Content starts

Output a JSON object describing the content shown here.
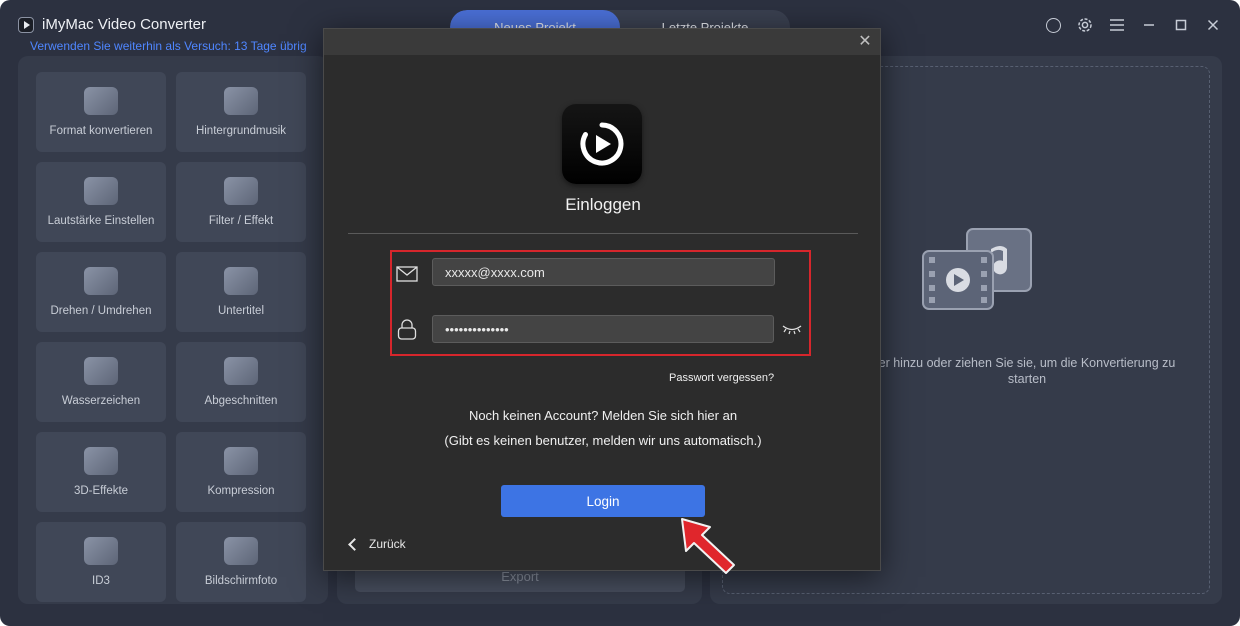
{
  "app": {
    "title": "iMyMac Video Converter",
    "trial_notice": "Verwenden Sie weiterhin als Versuch: 13 Tage übrig",
    "tabs": [
      {
        "label": "Neues Projekt",
        "active": true
      },
      {
        "label": "Letzte Projekte",
        "active": false
      }
    ],
    "window_icons": [
      "account-icon",
      "settings-icon",
      "menu-icon",
      "minimize-icon",
      "maximize-icon",
      "close-icon"
    ]
  },
  "tools": [
    {
      "label": "Format konvertieren",
      "icon": "format-convert-icon"
    },
    {
      "label": "Hintergrundmusik",
      "icon": "background-music-icon"
    },
    {
      "label": "Lautstärke Einstellen",
      "icon": "volume-icon"
    },
    {
      "label": "Filter / Effekt",
      "icon": "filter-effect-icon"
    },
    {
      "label": "Drehen / Umdrehen",
      "icon": "rotate-flip-icon"
    },
    {
      "label": "Untertitel",
      "icon": "subtitle-icon"
    },
    {
      "label": "Wasserzeichen",
      "icon": "watermark-icon"
    },
    {
      "label": "Abgeschnitten",
      "icon": "crop-icon"
    },
    {
      "label": "3D-Effekte",
      "icon": "3d-glasses-icon"
    },
    {
      "label": "Kompression",
      "icon": "compression-icon"
    },
    {
      "label": "ID3",
      "icon": "id3-icon"
    },
    {
      "label": "Bildschirmfoto",
      "icon": "screenshot-icon"
    }
  ],
  "middle": {
    "export_label": "Export"
  },
  "drop": {
    "text_line1": "er hinzu oder ziehen Sie sie, um die Konvertierung zu",
    "text_line2": "starten"
  },
  "login": {
    "title": "Einloggen",
    "email_value": "xxxxx@xxxx.com",
    "password_value": "••••••••••••••",
    "forgot_label": "Passwort vergessen?",
    "no_account": "Noch keinen Account? Melden Sie sich hier an",
    "auto_note": "(Gibt es keinen benutzer, melden wir uns automatisch.)",
    "login_button": "Login",
    "back_label": "Zurück"
  },
  "colors": {
    "accent": "#3d74e4",
    "highlight_box": "#d6262c",
    "trial_text": "#4f86ff"
  }
}
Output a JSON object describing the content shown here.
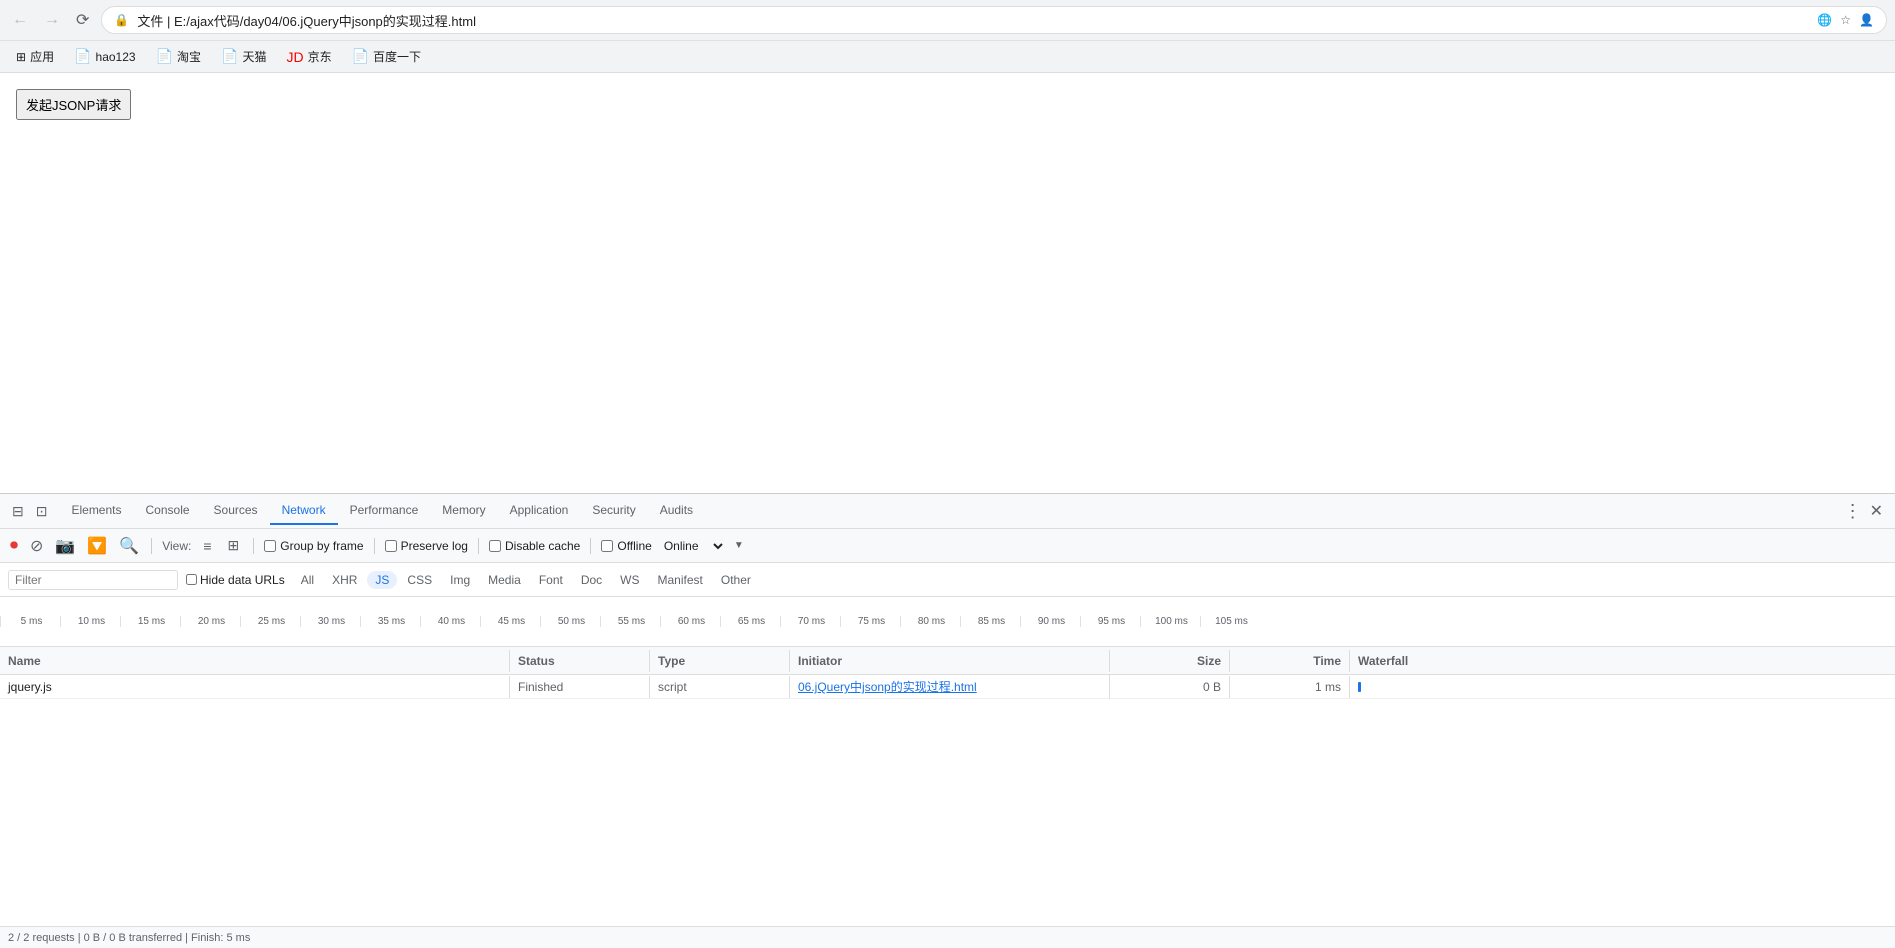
{
  "browser": {
    "back_disabled": true,
    "forward_disabled": true,
    "address": "文件  |  E:/ajax代码/day04/06.jQuery中jsonp的实现过程.html",
    "lock_icon": "🔒",
    "translate_icon": "🌐",
    "star_icon": "☆",
    "user_icon": "👤"
  },
  "bookmarks": [
    {
      "id": "apps",
      "label": "应用",
      "icon": "⊞"
    },
    {
      "id": "hao123",
      "label": "hao123",
      "icon": "📄"
    },
    {
      "id": "taobao",
      "label": "淘宝",
      "icon": "📄"
    },
    {
      "id": "tmall",
      "label": "天猫",
      "icon": "📄"
    },
    {
      "id": "jd",
      "label": "京东",
      "icon": "🔴"
    },
    {
      "id": "baidu",
      "label": "百度一下",
      "icon": "📄"
    }
  ],
  "page": {
    "button_label": "发起JSONP请求"
  },
  "devtools": {
    "tabs": [
      {
        "id": "elements",
        "label": "Elements"
      },
      {
        "id": "console",
        "label": "Console"
      },
      {
        "id": "sources",
        "label": "Sources"
      },
      {
        "id": "network",
        "label": "Network"
      },
      {
        "id": "performance",
        "label": "Performance"
      },
      {
        "id": "memory",
        "label": "Memory"
      },
      {
        "id": "application",
        "label": "Application"
      },
      {
        "id": "security",
        "label": "Security"
      },
      {
        "id": "audits",
        "label": "Audits"
      }
    ],
    "active_tab": "network"
  },
  "network_toolbar": {
    "view_label": "View:",
    "group_by_frame_label": "Group by frame",
    "preserve_log_label": "Preserve log",
    "disable_cache_label": "Disable cache",
    "offline_label": "Offline",
    "online_label": "Online"
  },
  "filter_bar": {
    "placeholder": "Filter",
    "hide_data_urls_label": "Hide data URLs",
    "types": [
      {
        "id": "all",
        "label": "All"
      },
      {
        "id": "xhr",
        "label": "XHR"
      },
      {
        "id": "js",
        "label": "JS",
        "active": true
      },
      {
        "id": "css",
        "label": "CSS"
      },
      {
        "id": "img",
        "label": "Img"
      },
      {
        "id": "media",
        "label": "Media"
      },
      {
        "id": "font",
        "label": "Font"
      },
      {
        "id": "doc",
        "label": "Doc"
      },
      {
        "id": "ws",
        "label": "WS"
      },
      {
        "id": "manifest",
        "label": "Manifest"
      },
      {
        "id": "other",
        "label": "Other"
      }
    ]
  },
  "timeline": {
    "labels": [
      "5 ms",
      "10 ms",
      "15 ms",
      "20 ms",
      "25 ms",
      "30 ms",
      "35 ms",
      "40 ms",
      "45 ms",
      "50 ms",
      "55 ms",
      "60 ms",
      "65 ms",
      "70 ms",
      "75 ms",
      "80 ms",
      "85 ms",
      "90 ms",
      "95 ms",
      "100 ms",
      "105 ms"
    ]
  },
  "table": {
    "headers": {
      "name": "Name",
      "status": "Status",
      "type": "Type",
      "initiator": "Initiator",
      "size": "Size",
      "time": "Time",
      "waterfall": "Waterfall"
    },
    "rows": [
      {
        "name": "jquery.js",
        "status": "Finished",
        "type": "script",
        "initiator": "06.jQuery中jsonp的实现过程.html",
        "size": "0 B",
        "time": "1 ms"
      }
    ]
  },
  "status_bar": {
    "text": "2 / 2 requests  |  0 B / 0 B transferred  |  Finish: 5 ms"
  }
}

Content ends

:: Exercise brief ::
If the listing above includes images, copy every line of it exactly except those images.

:: Exercise response ::
Output a JSON object describing the content shown here.
{
  "app": {
    "title": "iMyMac Video Converter",
    "trial_notice": "Verwenden Sie weiterhin als Versuch: 13 Tage übrig",
    "tabs": [
      {
        "label": "Neues Projekt",
        "active": true
      },
      {
        "label": "Letzte Projekte",
        "active": false
      }
    ],
    "window_icons": [
      "account-icon",
      "settings-icon",
      "menu-icon",
      "minimize-icon",
      "maximize-icon",
      "close-icon"
    ]
  },
  "tools": [
    {
      "label": "Format konvertieren",
      "icon": "format-convert-icon"
    },
    {
      "label": "Hintergrundmusik",
      "icon": "background-music-icon"
    },
    {
      "label": "Lautstärke Einstellen",
      "icon": "volume-icon"
    },
    {
      "label": "Filter / Effekt",
      "icon": "filter-effect-icon"
    },
    {
      "label": "Drehen / Umdrehen",
      "icon": "rotate-flip-icon"
    },
    {
      "label": "Untertitel",
      "icon": "subtitle-icon"
    },
    {
      "label": "Wasserzeichen",
      "icon": "watermark-icon"
    },
    {
      "label": "Abgeschnitten",
      "icon": "crop-icon"
    },
    {
      "label": "3D-Effekte",
      "icon": "3d-glasses-icon"
    },
    {
      "label": "Kompression",
      "icon": "compression-icon"
    },
    {
      "label": "ID3",
      "icon": "id3-icon"
    },
    {
      "label": "Bildschirmfoto",
      "icon": "screenshot-icon"
    }
  ],
  "middle": {
    "export_label": "Export"
  },
  "drop": {
    "text_line1": "er hinzu oder ziehen Sie sie, um die Konvertierung zu",
    "text_line2": "starten"
  },
  "login": {
    "title": "Einloggen",
    "email_value": "xxxxx@xxxx.com",
    "password_value": "••••••••••••••",
    "forgot_label": "Passwort vergessen?",
    "no_account": "Noch keinen Account? Melden Sie sich hier an",
    "auto_note": "(Gibt es keinen benutzer, melden wir uns automatisch.)",
    "login_button": "Login",
    "back_label": "Zurück"
  },
  "colors": {
    "accent": "#3d74e4",
    "highlight_box": "#d6262c",
    "trial_text": "#4f86ff"
  }
}
Output a JSON object describing the content shown here.
{
  "browser": {
    "back_disabled": true,
    "forward_disabled": true,
    "address": "文件  |  E:/ajax代码/day04/06.jQuery中jsonp的实现过程.html",
    "lock_icon": "🔒",
    "translate_icon": "🌐",
    "star_icon": "☆",
    "user_icon": "👤"
  },
  "bookmarks": [
    {
      "id": "apps",
      "label": "应用",
      "icon": "⊞"
    },
    {
      "id": "hao123",
      "label": "hao123",
      "icon": "📄"
    },
    {
      "id": "taobao",
      "label": "淘宝",
      "icon": "📄"
    },
    {
      "id": "tmall",
      "label": "天猫",
      "icon": "📄"
    },
    {
      "id": "jd",
      "label": "京东",
      "icon": "🔴"
    },
    {
      "id": "baidu",
      "label": "百度一下",
      "icon": "📄"
    }
  ],
  "page": {
    "button_label": "发起JSONP请求"
  },
  "devtools": {
    "tabs": [
      {
        "id": "elements",
        "label": "Elements"
      },
      {
        "id": "console",
        "label": "Console"
      },
      {
        "id": "sources",
        "label": "Sources"
      },
      {
        "id": "network",
        "label": "Network"
      },
      {
        "id": "performance",
        "label": "Performance"
      },
      {
        "id": "memory",
        "label": "Memory"
      },
      {
        "id": "application",
        "label": "Application"
      },
      {
        "id": "security",
        "label": "Security"
      },
      {
        "id": "audits",
        "label": "Audits"
      }
    ],
    "active_tab": "network"
  },
  "network_toolbar": {
    "view_label": "View:",
    "group_by_frame_label": "Group by frame",
    "preserve_log_label": "Preserve log",
    "disable_cache_label": "Disable cache",
    "offline_label": "Offline",
    "online_label": "Online"
  },
  "filter_bar": {
    "placeholder": "Filter",
    "hide_data_urls_label": "Hide data URLs",
    "types": [
      {
        "id": "all",
        "label": "All"
      },
      {
        "id": "xhr",
        "label": "XHR"
      },
      {
        "id": "js",
        "label": "JS",
        "active": true
      },
      {
        "id": "css",
        "label": "CSS"
      },
      {
        "id": "img",
        "label": "Img"
      },
      {
        "id": "media",
        "label": "Media"
      },
      {
        "id": "font",
        "label": "Font"
      },
      {
        "id": "doc",
        "label": "Doc"
      },
      {
        "id": "ws",
        "label": "WS"
      },
      {
        "id": "manifest",
        "label": "Manifest"
      },
      {
        "id": "other",
        "label": "Other"
      }
    ]
  },
  "timeline": {
    "labels": [
      "5 ms",
      "10 ms",
      "15 ms",
      "20 ms",
      "25 ms",
      "30 ms",
      "35 ms",
      "40 ms",
      "45 ms",
      "50 ms",
      "55 ms",
      "60 ms",
      "65 ms",
      "70 ms",
      "75 ms",
      "80 ms",
      "85 ms",
      "90 ms",
      "95 ms",
      "100 ms",
      "105 ms"
    ]
  },
  "table": {
    "headers": {
      "name": "Name",
      "status": "Status",
      "type": "Type",
      "initiator": "Initiator",
      "size": "Size",
      "time": "Time",
      "waterfall": "Waterfall"
    },
    "rows": [
      {
        "name": "jquery.js",
        "status": "Finished",
        "type": "script",
        "initiator": "06.jQuery中jsonp的实现过程.html",
        "size": "0 B",
        "time": "1 ms"
      }
    ]
  },
  "status_bar": {
    "text": "2 / 2 requests  |  0 B / 0 B transferred  |  Finish: 5 ms"
  }
}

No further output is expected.